Or maybe it is simply that I got my phone back. I drove to "that" side of town yesterday where I was told my phone was being held for me. I loved going there, an abandoned mall that had been converted to an indoor bazaar if you will, a flea market with everything you could imagine crammed together in disorganized spaces. There were cheap ropas, baggy shorts that come mid calf, shoes, watches, phones. I was the only white guy there, but otherwise it was a good ethnic mix, just people growing up as I did, trying to get by on little and still have something in their lives. You can drive a shitty car and have a gold chain. I have plenty of relatives like this. It is not strange to me, and I have no problem with the concept. My republican friends. . . well, I think they would say, "See! Why are they wasting their money on a fucking gold chain? That's where your tax dollars are going!" Maybe so. That doesn't bother me. What bothers me is how difficult it is to live with little. I know the despair of kids growing up who see the images on television of that other life, the one across town where you never go because it is like a foreign country. Nope. I know.
So one guy decided to go to the foreign country and take my phone. Now that pisses me off.
There was no directory inside the mall. It was just long, broken rows of stalls. I stopped at one and asked for Min Ho's phone shop. I was told to go through the stall with the men's clothes. It didn't make sense to me, so I ended up wandering around for a bit trying to find the place that bought cell phones. I'd forgotten how big people are. This group was much bigger than the average crowd, taller, thicker, more bad ass. I felt diminutive, really, half sized. Here were big Mexicans trying to see some pants that were hanging high above them. A fellow with a hooked stick was pulling them down the way the barkers do prizes at the fair. The Mexicans had serious looks on their faces, embarrassed, maybe. They were not the kind, I supposed, who spent their Saturdays shopping for clothes. Where were the little Mexicans and the little Asians? They weren't here. These were men working hard in an America where they could eat and grow, not limited to vegetables and corn and rice and the occasional egg or chicken.
Eventually, I went back to the place I was directed to go, and cutting through the stall I found a counter with a big Asian fellow sitting down to his lunch.
"Hi," I said. "I'm looking for Min Ho."
He put down his bowl and stood up formally. "I'm Min Ho," he said. He was a big guy with thick muscles and broad shoulders, perhaps Korean, I thought, a young guy maybe in his early thirties. Not what I was expecting at all. I extended my hand and told him my name.

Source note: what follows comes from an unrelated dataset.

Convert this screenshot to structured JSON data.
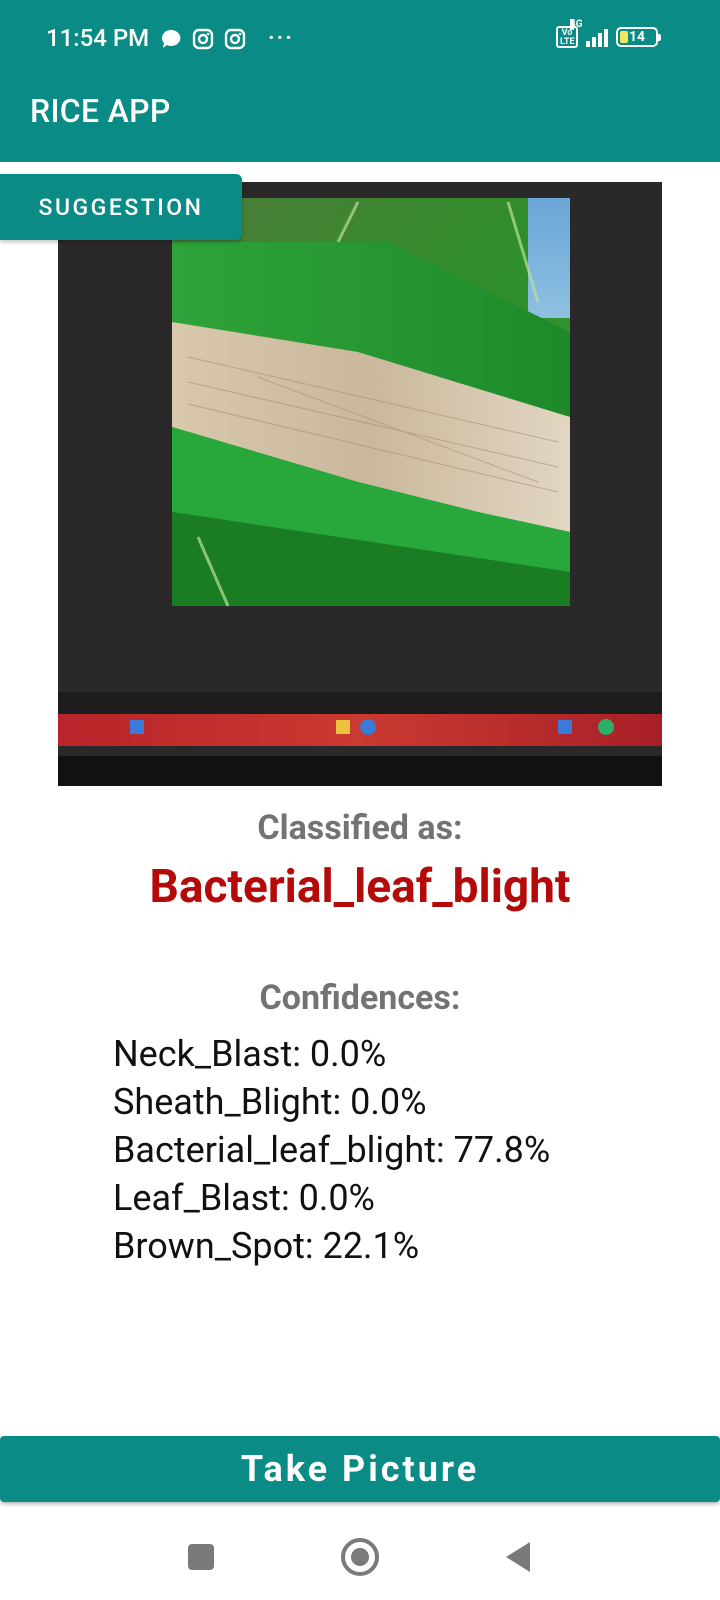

"I think you are holding an iPhone for me."
He was very polite as he told me the story. A fellow came in to sell him the phone, and when he turned it on, the message came across the screen that this phone had been lost and to call the number I had typed in.
"I gave him five dollars and told him to get the fuck out of here. Then I called my buddy, the policeman who called you."
I thought about that for a second. It wouldn't be good for him to have people arrested. I understood that. So he had given the guy enough money to cover the cost of his gas driving to where I work and back. He handed me the phone.
Crazy, right? I wasn't in a hurry to leave, so I walked around and began to think about making photographs. How much would it cost me to rent a space and set up a photo studio where people could come and get good photos for free? I would take pictures for them. Gold teeth and chains, tattoos, crazy hair and wife beater shirts. I was visualizing it all in black and white film. It would be something, I thought. Just life and a chance to show off, to "represent." And I. . . I could relearn a lot of things I've forgotten.
I took today's picture with a Leica film camera in the studio. Not digital. Tri-X negative film. Developed. Scanned. It takes a long time. What do you think? Is it worth it? Does it look different from a digital image I might have made black and white with computer programs? There are a lot of them that are good. But shooting with film is a little like walking on the wire. You could shoot all night and not know that something was going wrong.
I don't know. I'm trying it out. I will begin taking film cameras out in the street. I found a bag of about one hundred rolls of various old films that are probably half ruined, most of it color. I will shoot it for fun to see how it comes out. The dyes will be shifted, I'm sure, and exposures will be off. There may be streaks. Oh, it might be fun.
And sometimes, if you give yourself over to the madness and let yourself go. . . .
Tonight the last season of "Mad Men" begins. I didn't think I'd care. It has been too long. But surprisingly. . . I do. Little things, if you know what I mean.
Posted by cafe selavy at 9:43 AM